The result: The bushes are loaded.
At Keith and Janet Stocker’s Mountainview Farm, some boughs bend almost to the ground with the weight of the berries. The blueberry farm, which the Stockers bought three years ago, dates back to the 1940s. The Stockers, whose 9-acre Snohomish farm primarily serves u-pick consumers, have more berries than they have customers to pick them.
On recent hot afternoons, the Henna Blueberry Farm in Fall City was “almost dead,” with very few customers, said owner Nayab Khan. Khan has dropped his prices by 50 cents, to $1.50 a pound, to try to lure more pickers this weekend.
But at Bybee-Nims Farm in North Bend, the pickers are returning now that the weather is cooler, said Steve Bybee. And they’re also coming back to Bellevue’s Mercer Slough Blueberry Farm, where the temperature at the fruit stand registered as high as 107 degrees last week, said Bill Pace, who runs the produce stand.
It’s a far cry from last year, when a wet, chilly spring kept the bees from doing their pollinating work. And then August was plagued by rainstorm after rainstorm. Bybee, Stocker and Khan all said they had to close on and off because they didn’t have enough berries to sell last year. “We’d open for a day, then close for three,” Stocker said.
This year the opposite is true. Last week, during the heat wave, the Stockers brought in professional pickers to keep up with the crop, and froze many berries. “But we’d rather sell them fresh than pick them and freeze them,” he said.
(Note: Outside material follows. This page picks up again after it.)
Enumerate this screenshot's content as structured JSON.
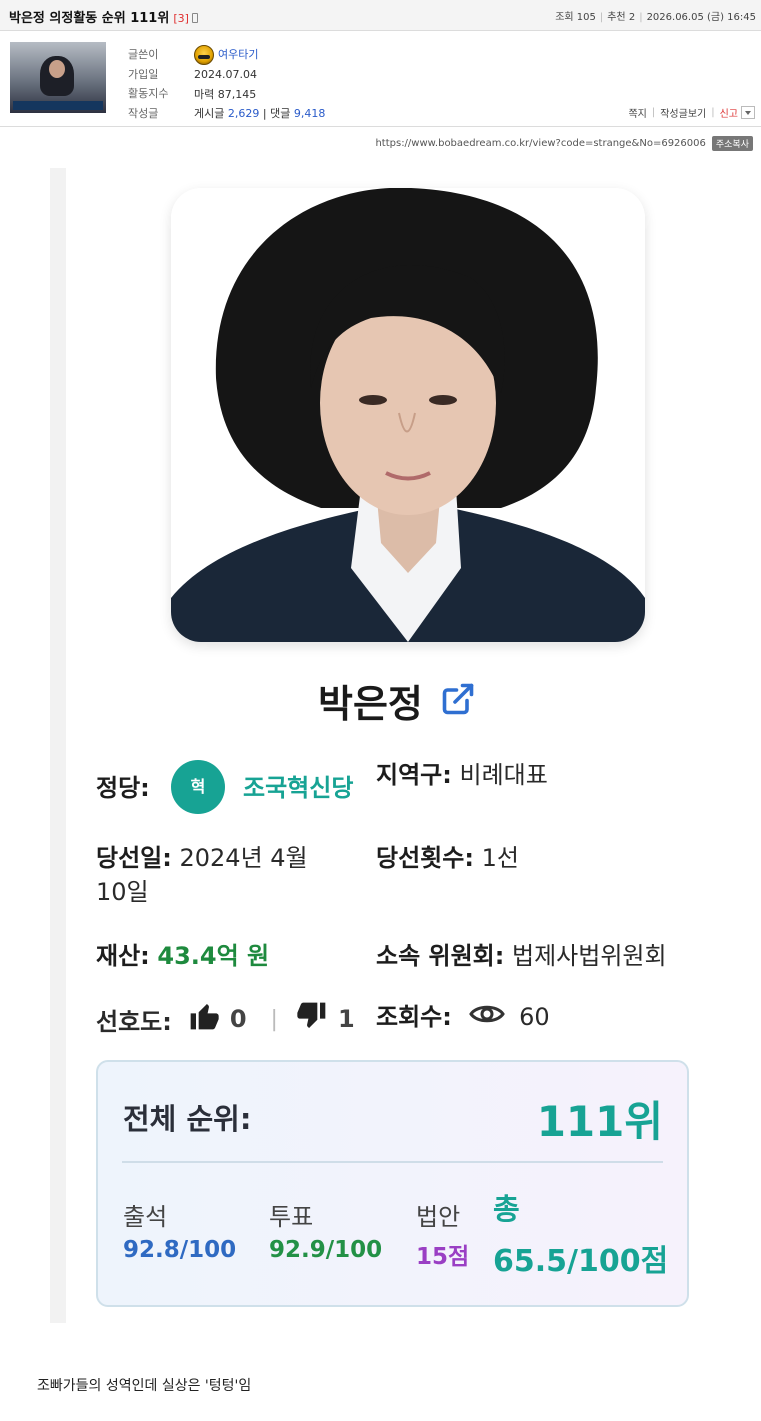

On Wednesday, a dozen families worked the blueberry rows at Mountainview Farm, many with children. Plenty of berries were going straight from bush to mouth, one of the delights of blueberry picking; Stocker jokes that he’s thought about weighing his customers before and after they go out to the field to try to figure out how many they’ve consumed.
Pace, of the Mercer Slough farm, says this will be an excellent year for all crops, not just blueberries, because of the weather. “We’re going to have a bumper, bumper crop of everything,” predicted Pace, who owns farmland in Yakima and sells his crops at the Bellevue fruit stand.
The Stockers have had to irrigate the crop since May. But they aren’t complaining. “It’s much easier to produce rain than to produce sunshine,” Keith Stocker said.
Katherine Long: 206-464-2219 or firstname.lastname@example.org